Aim of the exercise:
Please find the lines in the entries below that contain the word "giải", and copy each one.

The records:
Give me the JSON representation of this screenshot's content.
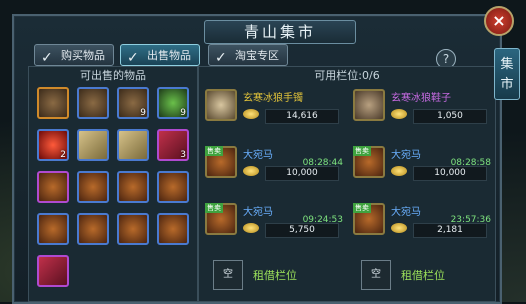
{
  "window": {
    "title": "青山集市",
    "side_tab": "集市"
  },
  "tabs": [
    {
      "label": "购买物品",
      "active": false
    },
    {
      "label": "出售物品",
      "active": true
    },
    {
      "label": "淘宝专区",
      "active": false
    }
  ],
  "help_label": "?",
  "close_label": "×",
  "left_panel": {
    "title": "可出售的物品",
    "items": [
      {
        "icon": "scarecrow-icon",
        "qty": "",
        "border": "#d08a2a"
      },
      {
        "icon": "scarecrow-icon",
        "qty": "",
        "border": "#4a7ad0"
      },
      {
        "icon": "scarecrow-icon",
        "qty": "9",
        "border": "#4a7ad0"
      },
      {
        "icon": "herb-icon",
        "qty": "9",
        "border": "#4a7ad0"
      },
      {
        "icon": "red-orb-icon",
        "qty": "2",
        "border": "#4a7ad0"
      },
      {
        "icon": "scroll-icon",
        "qty": "",
        "border": "#4a7ad0"
      },
      {
        "icon": "scroll-icon",
        "qty": "",
        "border": "#4a7ad0"
      },
      {
        "icon": "red-book-icon",
        "qty": "3",
        "border": "#b04ad0"
      },
      {
        "icon": "horse-icon",
        "qty": "",
        "border": "#b04ad0"
      },
      {
        "icon": "horse-icon",
        "qty": "",
        "border": "#4a7ad0"
      },
      {
        "icon": "horse-icon",
        "qty": "",
        "border": "#4a7ad0"
      },
      {
        "icon": "horse-icon",
        "qty": "",
        "border": "#4a7ad0"
      },
      {
        "icon": "horse-icon",
        "qty": "",
        "border": "#4a7ad0"
      },
      {
        "icon": "horse-icon",
        "qty": "",
        "border": "#4a7ad0"
      },
      {
        "icon": "horse-icon",
        "qty": "",
        "border": "#4a7ad0"
      },
      {
        "icon": "horse-icon",
        "qty": "",
        "border": "#4a7ad0"
      },
      {
        "icon": "red-book-icon",
        "qty": "",
        "border": "#b04ad0"
      }
    ]
  },
  "right_panel": {
    "title": "可用栏位:0/6",
    "listings": [
      {
        "name": "玄寒冰狼手镯",
        "name_color": "#e0c23a",
        "time": "",
        "price": "14,616",
        "icon": "bracelet-icon",
        "tag": ""
      },
      {
        "name": "玄寒冰狼鞋子",
        "name_color": "#c56ae0",
        "time": "",
        "price": "1,050",
        "icon": "boots-icon",
        "tag": ""
      },
      {
        "name": "大宛马",
        "name_color": "#6ab0ff",
        "time": "08:28:44",
        "price": "10,000",
        "icon": "horse-icon",
        "tag": "售卖"
      },
      {
        "name": "大宛马",
        "name_color": "#6ab0ff",
        "time": "08:28:58",
        "price": "10,000",
        "icon": "horse-icon",
        "tag": "售卖"
      },
      {
        "name": "大宛马",
        "name_color": "#6ab0ff",
        "time": "09:24:53",
        "price": "5,750",
        "icon": "horse-icon",
        "tag": "售卖"
      },
      {
        "name": "大宛马",
        "name_color": "#6ab0ff",
        "time": "23:57:36",
        "price": "2,181",
        "icon": "horse-icon",
        "tag": "售卖"
      }
    ],
    "rent_slots": [
      {
        "empty_label": "空",
        "rent_label": "租借栏位"
      },
      {
        "empty_label": "空",
        "rent_label": "租借栏位"
      }
    ]
  }
}
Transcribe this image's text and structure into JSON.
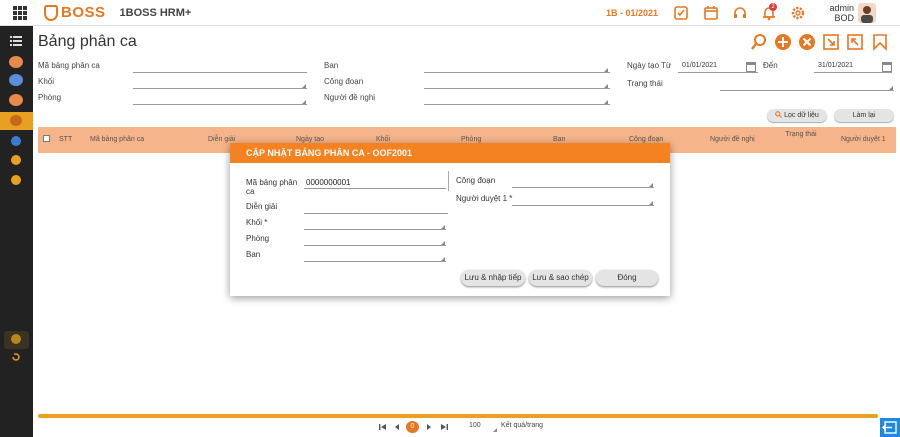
{
  "header": {
    "logo_text": "BOSS",
    "app_title": "1BOSS HRM+",
    "company": "1B - 01/2021",
    "notification_count": "2",
    "user_name": "admin",
    "user_role": "BOD"
  },
  "page": {
    "title": "Bảng phân ca"
  },
  "filters": {
    "shift_code_label": "Mã bảng phân ca",
    "block_label": "Khối",
    "room_label": "Phòng",
    "department_label": "Ban",
    "union_label": "Công đoạn",
    "proposer_label": "Người đề nghị",
    "date_from_label": "Ngày tạo Từ",
    "date_from_value": "01/01/2021",
    "date_to_label": "Đến",
    "date_to_value": "31/01/2021",
    "status_label": "Trạng thái",
    "filter_button": "Lọc dữ liệu",
    "reset_button": "Làm lại"
  },
  "table": {
    "columns": [
      "STT",
      "Mã bảng phân ca",
      "Diễn giải",
      "Ngày tạo",
      "Khối",
      "Phòng",
      "Ban",
      "Công đoạn",
      "Người đề nghị",
      "Trạng thái",
      "Người duyệt 1"
    ]
  },
  "pagination": {
    "current_page": "0",
    "page_size": "100",
    "per_page_label": "Kết quả/trang"
  },
  "modal": {
    "title": "CẬP NHẬT BẢNG PHÂN CA - OOF2001",
    "shift_code_label": "Mã bảng phân ca",
    "shift_code_value": "0000000001",
    "description_label": "Diễn giải",
    "block_label": "Khối *",
    "room_label": "Phòng",
    "department_label": "Ban",
    "union_label": "Công đoạn",
    "approver_label": "Người duyệt 1 *",
    "save_continue": "Lưu & nhập tiếp",
    "save_copy": "Lưu & sao chép",
    "close": "Đóng"
  },
  "colors": {
    "accent": "#f58220",
    "sidebar": "#222222",
    "table_header": "#f6b48a"
  }
}
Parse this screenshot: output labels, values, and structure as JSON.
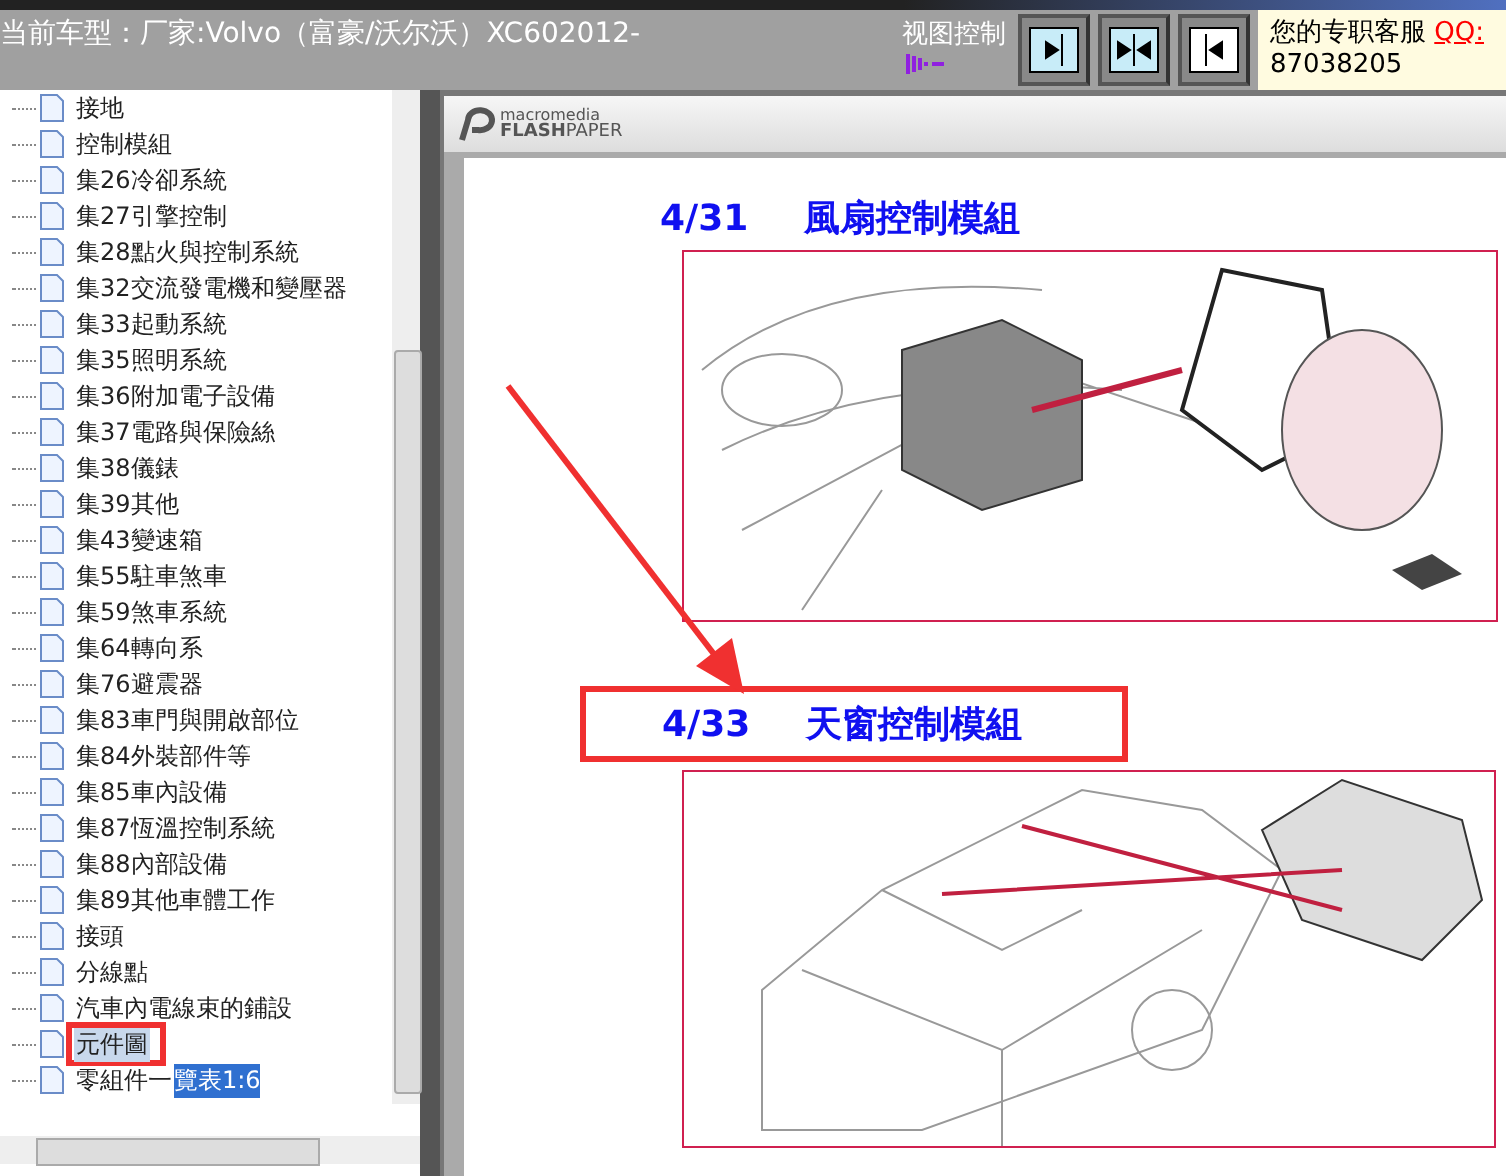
{
  "header": {
    "model": "当前车型：厂家:Volvo（富豪/沃尔沃）XC602012-",
    "view_control": "视图控制",
    "service_label": "您的专职客服",
    "qq_link": "QQ:",
    "qq_number": "87038205"
  },
  "tree": {
    "items": [
      {
        "label": "接地",
        "selected": false
      },
      {
        "label": "控制模組",
        "selected": false
      },
      {
        "label": "集26冷卻系統",
        "selected": false
      },
      {
        "label": "集27引擎控制",
        "selected": false
      },
      {
        "label": "集28點火與控制系統",
        "selected": false
      },
      {
        "label": "集32交流發電機和變壓器",
        "selected": false
      },
      {
        "label": "集33起動系統",
        "selected": false
      },
      {
        "label": "集35照明系統",
        "selected": false
      },
      {
        "label": "集36附加電子設備",
        "selected": false
      },
      {
        "label": "集37電路與保險絲",
        "selected": false
      },
      {
        "label": "集38儀錶",
        "selected": false
      },
      {
        "label": "集39其他",
        "selected": false
      },
      {
        "label": "集43變速箱",
        "selected": false
      },
      {
        "label": "集55駐車煞車",
        "selected": false
      },
      {
        "label": "集59煞車系統",
        "selected": false
      },
      {
        "label": "集64轉向系",
        "selected": false
      },
      {
        "label": "集76避震器",
        "selected": false
      },
      {
        "label": "集83車門與開啟部位",
        "selected": false
      },
      {
        "label": "集84外裝部件等",
        "selected": false
      },
      {
        "label": "集85車內設備",
        "selected": false
      },
      {
        "label": "集87恆溫控制系統",
        "selected": false
      },
      {
        "label": "集88內部設備",
        "selected": false
      },
      {
        "label": "集89其他車體工作",
        "selected": false
      },
      {
        "label": "接頭",
        "selected": false
      },
      {
        "label": "分線點",
        "selected": false
      },
      {
        "label": "汽車內電線束的鋪設",
        "selected": false
      },
      {
        "label": "元件圖",
        "selected": true,
        "annotated": true
      },
      {
        "label": "零組件一",
        "highlighted_text": "覽表1:6",
        "selected": false
      }
    ]
  },
  "viewer": {
    "brand_top": "macromedia",
    "brand_bold": "FLASH",
    "brand_light": "PAPER",
    "sections": [
      {
        "page": "4/31",
        "title": "風扇控制模組",
        "annotated": false,
        "kind": "fan"
      },
      {
        "page": "4/33",
        "title": "天窗控制模組",
        "annotated": true,
        "kind": "car"
      }
    ]
  }
}
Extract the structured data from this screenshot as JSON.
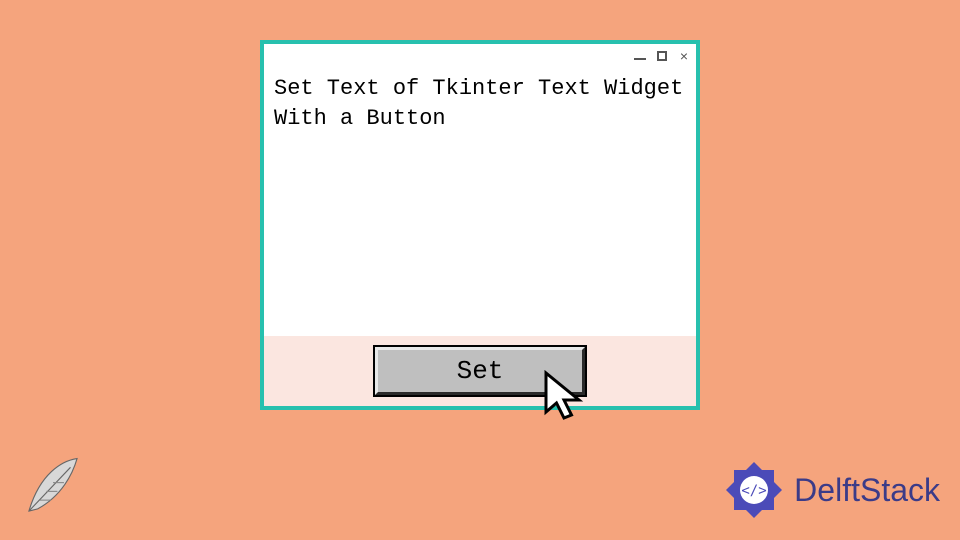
{
  "window": {
    "text_content": "Set Text of Tkinter Text Widget With a Button",
    "button_label": "Set",
    "titlebar": {
      "minimize": "—",
      "maximize": "□",
      "close": "×"
    }
  },
  "brand": {
    "name": "DelftStack"
  },
  "colors": {
    "background": "#f5a47d",
    "window_border": "#27c0ae",
    "button_face": "#bfbfbf",
    "brand_color": "#3b3b88"
  }
}
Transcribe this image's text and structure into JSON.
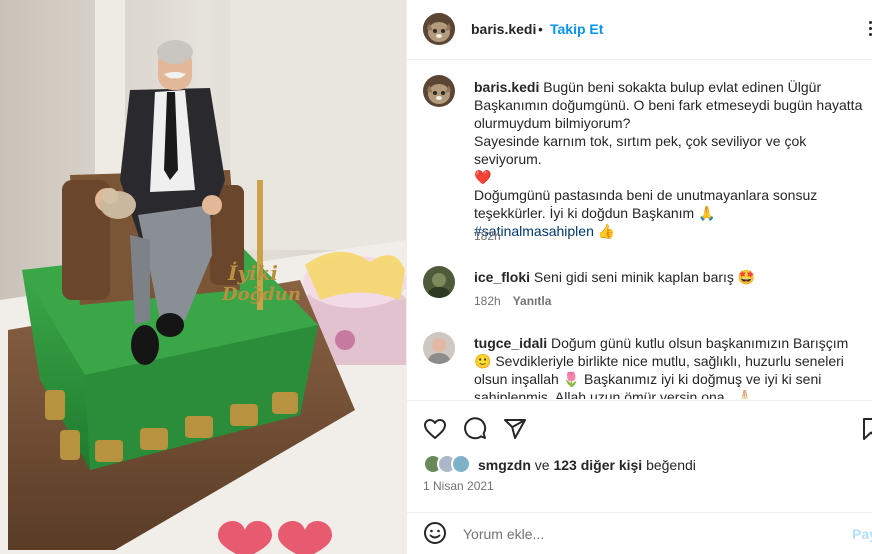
{
  "post": {
    "username": "baris.kedi",
    "separator": "•",
    "follow_label": "Takip Et"
  },
  "caption": {
    "username": "baris.kedi",
    "lines": [
      "Bugün beni sokakta bulup evlat edinen Ülgür",
      "Başkanımın doğumgünü. O beni fark etmeseydi bugün hayatta",
      "olurmuydum bilmiyorum?",
      "Sayesinde karnım tok, sırtım pek, çok seviliyor ve çok seviyorum.",
      "❤️",
      "Doğumgünü pastasında beni de unutmayanlara sonsuz",
      "teşekkürler. İyi ki doğdun Başkanım 🙏"
    ],
    "hashtag": "#satinalmasahiplen",
    "hashtag_emoji": "👍",
    "time": "182h"
  },
  "comments": [
    {
      "username": "ice_floki",
      "text": "Seni gidi seni minik kaplan barış 🤩",
      "time": "182h",
      "reply_label": "Yanıtla"
    },
    {
      "username": "tugce_idali",
      "lines": [
        "Doğum günü kutlu olsun başkanımızın Barışçım",
        "🙂 Sevdikleriyle birlikte nice mutlu, sağlıklı, huzurlu seneleri",
        "olsun inşallah 🌷 Başkanımız iyi ki doğmuş ve iyi ki seni",
        "sahiplenmiş. Allah uzun ömür versin ona.. 🙏🏻"
      ]
    }
  ],
  "likes": {
    "user": "smgzdn",
    "conjunction": "ve",
    "others": "123 diğer kişi",
    "suffix": "beğendi"
  },
  "date": "1 Nisan 2021",
  "add_comment": {
    "placeholder": "Yorum ekle...",
    "post_label": "Paylaş"
  },
  "photo": {
    "cake_text_line1": "İyiki",
    "cake_text_line2": "Doğdun"
  },
  "colors": {
    "link_blue": "#0095f6",
    "hashtag_blue": "#00376b",
    "muted_gray": "#737373",
    "post_disabled": "#b2dffc",
    "cake_green": "#2e9c3e",
    "heart_pink": "#e85a6f"
  },
  "icons": [
    "more-icon",
    "heart-outline-icon",
    "comment-icon",
    "share-icon",
    "bookmark-icon",
    "emoji-icon"
  ]
}
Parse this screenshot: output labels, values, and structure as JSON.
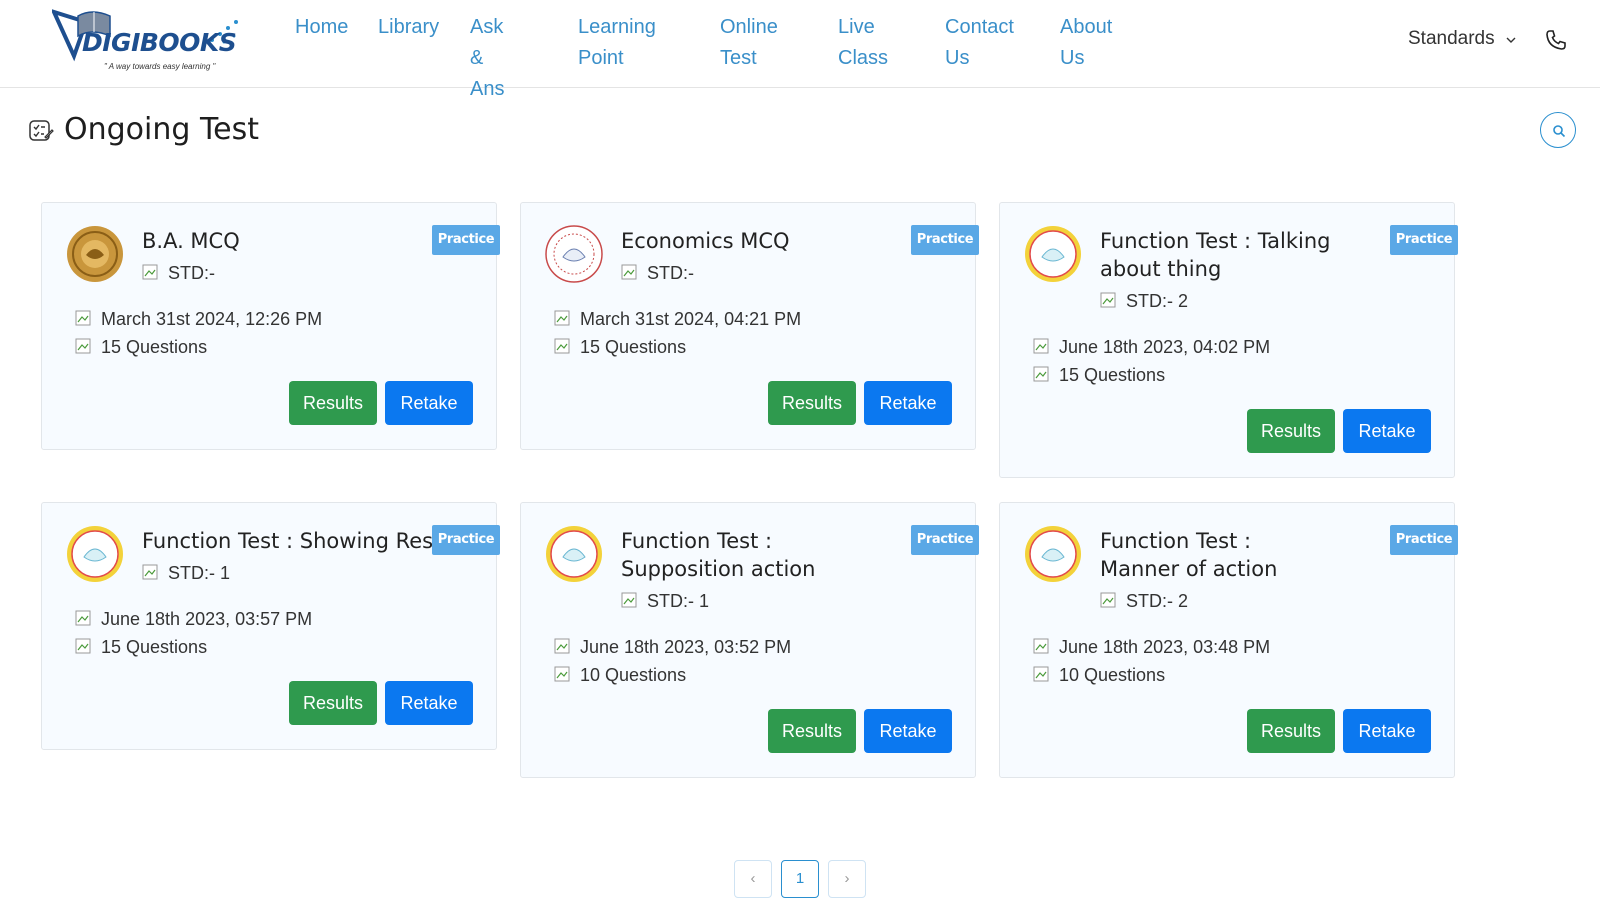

Output below:
      "Diễn giải",
    "description_label": "Diễn giải",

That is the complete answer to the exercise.